Work request | Which lines in the records below hold the word "Contentful"? Copy each of them.

[Page and application data records]
^^^^
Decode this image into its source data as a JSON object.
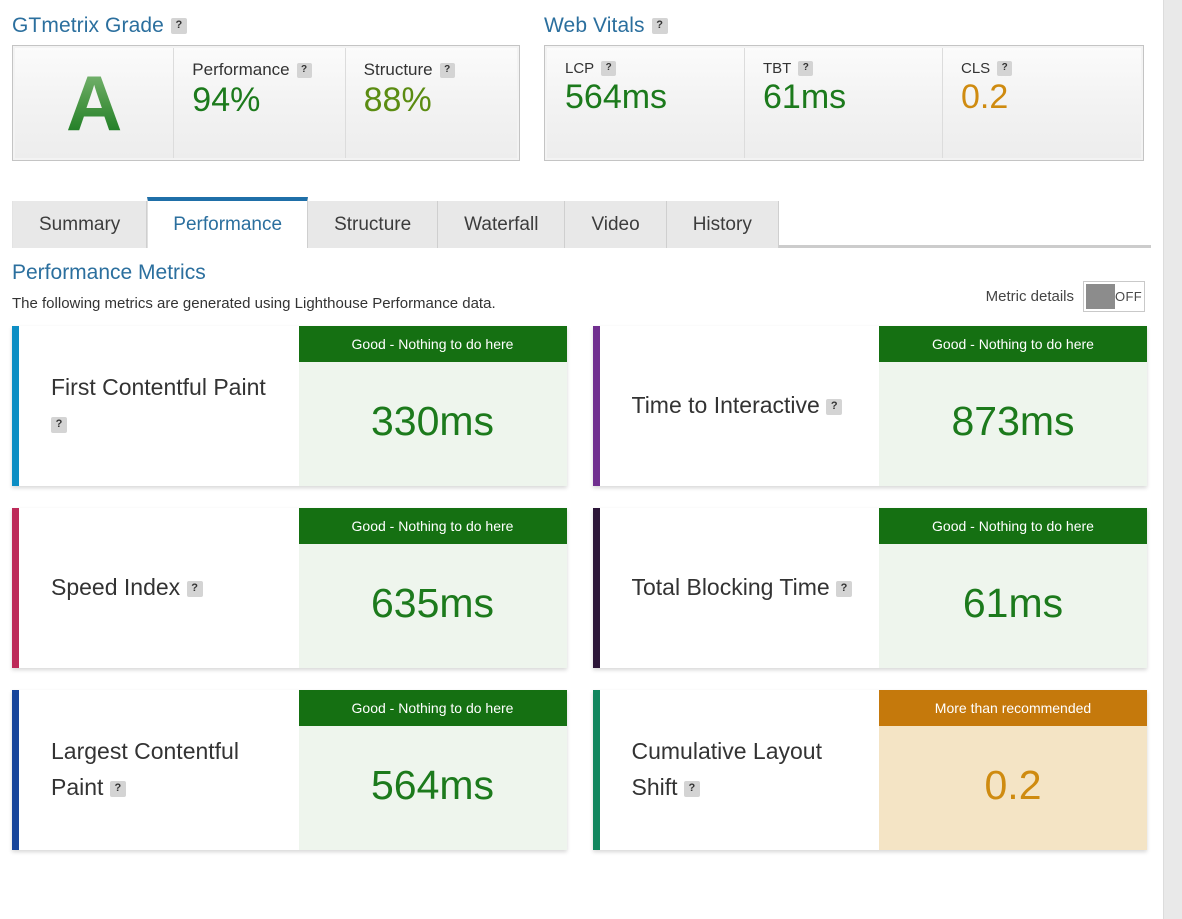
{
  "scorecards": {
    "grade": {
      "heading": "GTmetrix Grade",
      "help": "?",
      "letter": "A",
      "metrics": [
        {
          "name": "Performance",
          "help": "?",
          "value": "94%",
          "color": "#1c7a1c"
        },
        {
          "name": "Structure",
          "help": "?",
          "value": "88%",
          "color": "#5b8c12"
        }
      ]
    },
    "web_vitals": {
      "heading": "Web Vitals",
      "help": "?",
      "metrics": [
        {
          "name": "LCP",
          "help": "?",
          "value": "564ms",
          "color": "#1c7a1c"
        },
        {
          "name": "TBT",
          "help": "?",
          "value": "61ms",
          "color": "#1c7a1c"
        },
        {
          "name": "CLS",
          "help": "?",
          "value": "0.2",
          "color": "#cf8b10"
        }
      ]
    }
  },
  "tabs": [
    {
      "label": "Summary",
      "active": false
    },
    {
      "label": "Performance",
      "active": true
    },
    {
      "label": "Structure",
      "active": false
    },
    {
      "label": "Waterfall",
      "active": false
    },
    {
      "label": "Video",
      "active": false
    },
    {
      "label": "History",
      "active": false
    }
  ],
  "section": {
    "title": "Performance Metrics",
    "description": "The following metrics are generated using Lighthouse Performance data."
  },
  "metric_details_toggle": {
    "label": "Metric details",
    "state": "OFF",
    "on": false,
    "knob_color": "#8c8c8c"
  },
  "metric_cards": [
    {
      "label": "First Contentful Paint",
      "help": "?",
      "accent": "#0d8ec4",
      "status": "Good - Nothing to do here",
      "status_color": "#157012",
      "value": "330ms",
      "value_color": "#1c7a1c",
      "value_bg": "#eef5ed"
    },
    {
      "label": "Time to Interactive",
      "help": "?",
      "accent": "#702f8f",
      "status": "Good - Nothing to do here",
      "status_color": "#157012",
      "value": "873ms",
      "value_color": "#1c7a1c",
      "value_bg": "#eef5ed"
    },
    {
      "label": "Speed Index",
      "help": "?",
      "accent": "#bd2a59",
      "status": "Good - Nothing to do here",
      "status_color": "#157012",
      "value": "635ms",
      "value_color": "#1c7a1c",
      "value_bg": "#eef5ed"
    },
    {
      "label": "Total Blocking Time",
      "help": "?",
      "accent": "#2c1638",
      "status": "Good - Nothing to do here",
      "status_color": "#157012",
      "value": "61ms",
      "value_color": "#1c7a1c",
      "value_bg": "#eef5ed"
    },
    {
      "label": "Largest Contentful Paint",
      "help": "?",
      "accent": "#17459b",
      "status": "Good - Nothing to do here",
      "status_color": "#157012",
      "value": "564ms",
      "value_color": "#1c7a1c",
      "value_bg": "#eef5ed"
    },
    {
      "label": "Cumulative Layout Shift",
      "help": "?",
      "accent": "#12865e",
      "status": "More than recommended",
      "status_color": "#c5790c",
      "value": "0.2",
      "value_color": "#cf8b10",
      "value_bg": "#f4e4c5"
    }
  ],
  "theme": {
    "heading_blue": "#2b6f9e",
    "tab_active_border": "#1f6fa8",
    "good_green": "#1c7a1c",
    "warn_orange": "#cf8b10"
  }
}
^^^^
Response for this exercise |
      "label": "First Contentful Paint",
      "label": "Largest Contentful Paint",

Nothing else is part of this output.